==== Working data ====

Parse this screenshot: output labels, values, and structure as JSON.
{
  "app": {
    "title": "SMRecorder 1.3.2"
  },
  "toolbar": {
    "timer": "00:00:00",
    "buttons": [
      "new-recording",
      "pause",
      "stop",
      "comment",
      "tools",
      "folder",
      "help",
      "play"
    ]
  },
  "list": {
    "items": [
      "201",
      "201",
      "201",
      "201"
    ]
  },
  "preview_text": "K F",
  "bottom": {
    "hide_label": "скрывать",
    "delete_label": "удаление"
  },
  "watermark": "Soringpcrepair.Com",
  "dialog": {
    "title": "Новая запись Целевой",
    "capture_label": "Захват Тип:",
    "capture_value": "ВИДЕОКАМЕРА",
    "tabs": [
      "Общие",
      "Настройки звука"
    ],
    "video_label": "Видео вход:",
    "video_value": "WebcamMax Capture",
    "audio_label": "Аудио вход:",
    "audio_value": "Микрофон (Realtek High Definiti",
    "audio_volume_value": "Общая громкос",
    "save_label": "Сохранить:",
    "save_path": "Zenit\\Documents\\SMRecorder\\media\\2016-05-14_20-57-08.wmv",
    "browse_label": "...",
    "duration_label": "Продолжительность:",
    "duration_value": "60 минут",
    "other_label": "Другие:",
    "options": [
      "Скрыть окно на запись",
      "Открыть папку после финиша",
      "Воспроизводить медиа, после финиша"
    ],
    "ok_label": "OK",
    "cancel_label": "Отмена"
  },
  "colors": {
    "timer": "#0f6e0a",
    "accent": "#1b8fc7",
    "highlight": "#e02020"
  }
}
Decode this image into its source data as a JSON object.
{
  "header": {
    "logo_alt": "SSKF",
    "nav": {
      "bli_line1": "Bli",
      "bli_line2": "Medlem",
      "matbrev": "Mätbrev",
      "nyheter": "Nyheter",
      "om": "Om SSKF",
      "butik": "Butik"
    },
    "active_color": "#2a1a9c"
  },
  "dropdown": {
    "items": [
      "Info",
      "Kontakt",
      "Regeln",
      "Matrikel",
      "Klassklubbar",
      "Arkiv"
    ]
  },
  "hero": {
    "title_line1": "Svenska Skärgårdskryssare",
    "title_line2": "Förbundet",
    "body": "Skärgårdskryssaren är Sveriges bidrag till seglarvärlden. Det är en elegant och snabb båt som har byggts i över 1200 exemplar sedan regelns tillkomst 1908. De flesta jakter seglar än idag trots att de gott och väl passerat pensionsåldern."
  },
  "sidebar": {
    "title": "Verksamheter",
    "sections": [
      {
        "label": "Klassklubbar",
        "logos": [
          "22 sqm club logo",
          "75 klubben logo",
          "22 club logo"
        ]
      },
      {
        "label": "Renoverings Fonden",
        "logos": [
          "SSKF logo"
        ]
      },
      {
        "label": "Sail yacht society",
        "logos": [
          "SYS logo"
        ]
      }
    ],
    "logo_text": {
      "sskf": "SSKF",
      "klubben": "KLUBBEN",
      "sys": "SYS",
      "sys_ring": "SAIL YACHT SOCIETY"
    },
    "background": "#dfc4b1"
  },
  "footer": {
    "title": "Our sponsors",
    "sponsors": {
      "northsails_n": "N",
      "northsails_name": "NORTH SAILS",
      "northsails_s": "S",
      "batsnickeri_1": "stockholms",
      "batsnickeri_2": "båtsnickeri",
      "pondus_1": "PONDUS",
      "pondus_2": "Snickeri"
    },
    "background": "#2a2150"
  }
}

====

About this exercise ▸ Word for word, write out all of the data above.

Solution to the exercise ▸
Parse this screenshot: output labels, values, and structure as JSON.
{
  "app": {
    "title": "SMRecorder 1.3.2"
  },
  "toolbar": {
    "timer": "00:00:00",
    "buttons": [
      "new-recording",
      "pause",
      "stop",
      "comment",
      "tools",
      "folder",
      "help",
      "play"
    ]
  },
  "list": {
    "items": [
      "201",
      "201",
      "201",
      "201"
    ]
  },
  "preview_text": "K F",
  "bottom": {
    "hide_label": "скрывать",
    "delete_label": "удаление"
  },
  "watermark": "Soringpcrepair.Com",
  "dialog": {
    "title": "Новая запись Целевой",
    "capture_label": "Захват Тип:",
    "capture_value": "ВИДЕОКАМЕРА",
    "tabs": [
      "Общие",
      "Настройки звука"
    ],
    "video_label": "Видео вход:",
    "video_value": "WebcamMax Capture",
    "audio_label": "Аудио вход:",
    "audio_value": "Микрофон (Realtek High Definiti",
    "audio_volume_value": "Общая громкос",
    "save_label": "Сохранить:",
    "save_path": "Zenit\\Documents\\SMRecorder\\media\\2016-05-14_20-57-08.wmv",
    "browse_label": "...",
    "duration_label": "Продолжительность:",
    "duration_value": "60 минут",
    "other_label": "Другие:",
    "options": [
      "Скрыть окно на запись",
      "Открыть папку после финиша",
      "Воспроизводить медиа, после финиша"
    ],
    "ok_label": "OK",
    "cancel_label": "Отмена"
  },
  "colors": {
    "timer": "#0f6e0a",
    "accent": "#1b8fc7",
    "highlight": "#e02020"
  }
}
Decode this image into its source data as a JSON object.
{
  "header": {
    "logo_alt": "SSKF",
    "nav": {
      "bli_line1": "Bli",
      "bli_line2": "Medlem",
      "matbrev": "Mätbrev",
      "nyheter": "Nyheter",
      "om": "Om SSKF",
      "butik": "Butik"
    },
    "active_color": "#2a1a9c"
  },
  "dropdown": {
    "items": [
      "Info",
      "Kontakt",
      "Regeln",
      "Matrikel",
      "Klassklubbar",
      "Arkiv"
    ]
  },
  "hero": {
    "title_line1": "Svenska Skärgårdskryssare",
    "title_line2": "Förbundet",
    "body": "Skärgårdskryssaren är Sveriges bidrag till seglarvärlden. Det är en elegant och snabb båt som har byggts i över 1200 exemplar sedan regelns tillkomst 1908. De flesta jakter seglar än idag trots att de gott och väl passerat pensionsåldern."
  },
  "sidebar": {
    "title": "Verksamheter",
    "sections": [
      {
        "label": "Klassklubbar",
        "logos": [
          "22 sqm club logo",
          "75 klubben logo",
          "22 club logo"
        ]
      },
      {
        "label": "Renoverings Fonden",
        "logos": [
          "SSKF logo"
        ]
      },
      {
        "label": "Sail yacht society",
        "logos": [
          "SYS logo"
        ]
      }
    ],
    "logo_text": {
      "sskf": "SSKF",
      "klubben": "KLUBBEN",
      "sys": "SYS",
      "sys_ring": "SAIL YACHT SOCIETY"
    },
    "background": "#dfc4b1"
  },
  "footer": {
    "title": "Our sponsors",
    "sponsors": {
      "northsails_n": "N",
      "northsails_name": "NORTH SAILS",
      "northsails_s": "S",
      "batsnickeri_1": "stockholms",
      "batsnickeri_2": "båtsnickeri",
      "pondus_1": "PONDUS",
      "pondus_2": "Snickeri"
    },
    "background": "#2a2150"
  }
}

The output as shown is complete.